The lines to find are those in the entries that hold the word "Добавить"; copy every one of them.

********

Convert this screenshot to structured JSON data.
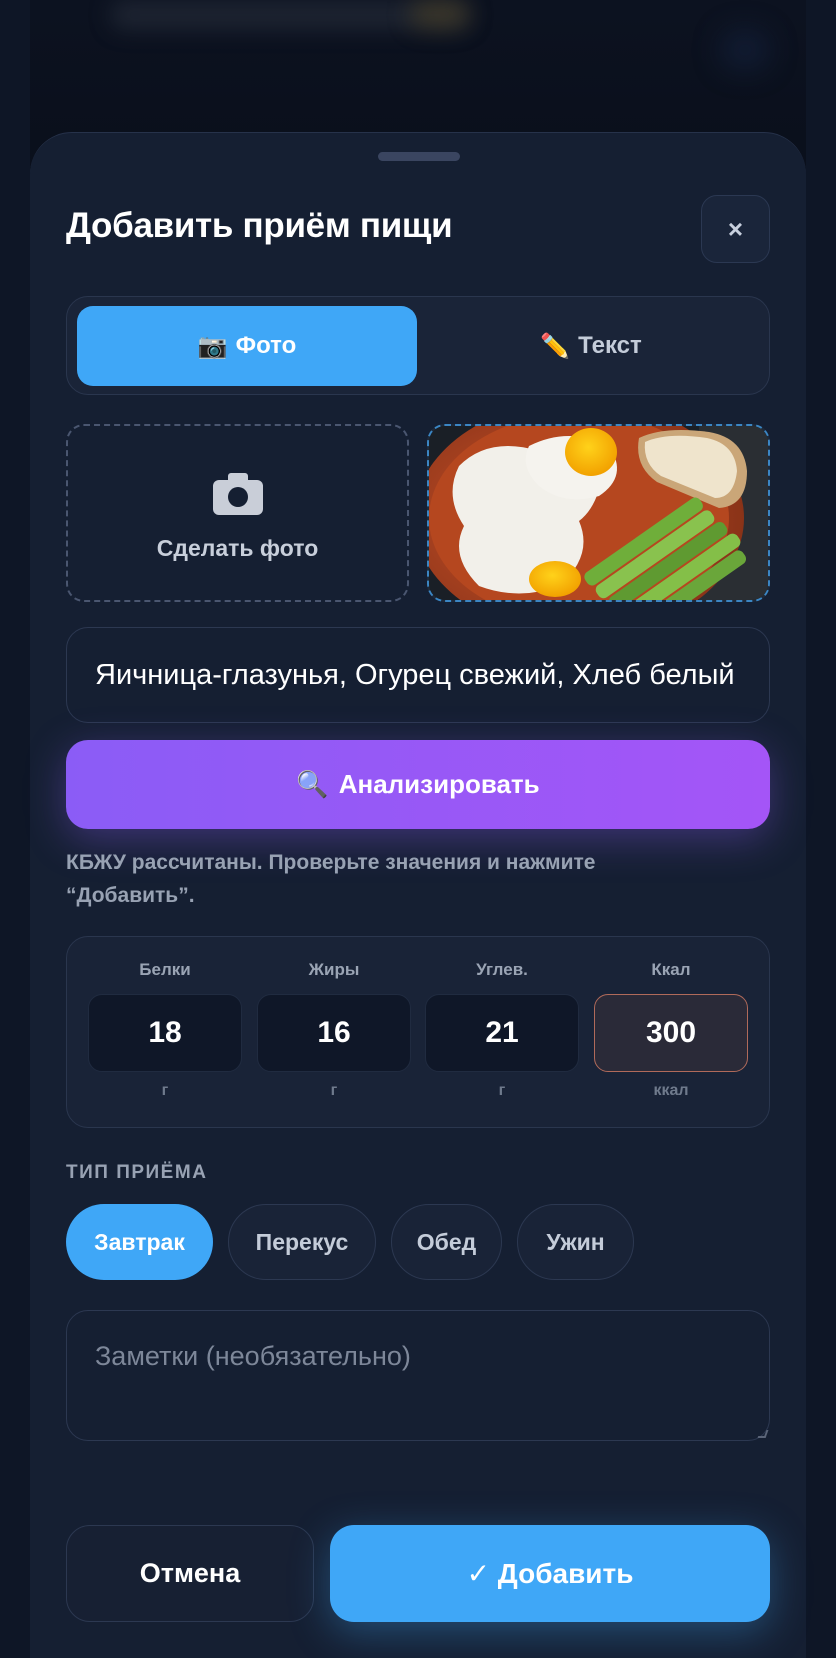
{
  "modal": {
    "title": "Добавить приём пищи",
    "close_label": "×"
  },
  "mode_tabs": [
    {
      "icon": "📷",
      "label": "Фото",
      "active": true
    },
    {
      "icon": "✏️",
      "label": "Текст",
      "active": false
    }
  ],
  "photo": {
    "take_photo_label": "Сделать фото",
    "preview_icon": "food-photo-thumbnail"
  },
  "food_input": {
    "value": "Яичница-глазунья, Огурец свежий, Хлеб белый"
  },
  "analyze_button": {
    "icon": "🔍",
    "label": "Анализировать"
  },
  "hint_text": "КБЖУ рассчитаны. Проверьте значения и нажмите “Добавить”.",
  "macros": [
    {
      "label": "Белки",
      "value": "18",
      "unit": "г"
    },
    {
      "label": "Жиры",
      "value": "16",
      "unit": "г"
    },
    {
      "label": "Углев.",
      "value": "21",
      "unit": "г"
    },
    {
      "label": "Ккал",
      "value": "300",
      "unit": "ккал"
    }
  ],
  "meal_type": {
    "section_label": "ТИП ПРИЁМА",
    "options": [
      {
        "label": "Завтрак",
        "active": true
      },
      {
        "label": "Перекус",
        "active": false
      },
      {
        "label": "Обед",
        "active": false
      },
      {
        "label": "Ужин",
        "active": false
      }
    ]
  },
  "notes": {
    "placeholder": "Заметки (необязательно)",
    "value": ""
  },
  "footer": {
    "cancel_label": "Отмена",
    "add_label": "✓ Добавить"
  },
  "colors": {
    "accent_blue": "#3fa7f7",
    "accent_purple": "#8b5cf6",
    "background": "#0e1626",
    "sheet": "#151f32"
  }
}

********

WRITTEN SOLUTION:
    "title": "Добавить приём пищи",
  "hint_text": "КБЖУ рассчитаны. Проверьте значения и нажмите “Добавить”.",
    "add_label": "✓ Добавить"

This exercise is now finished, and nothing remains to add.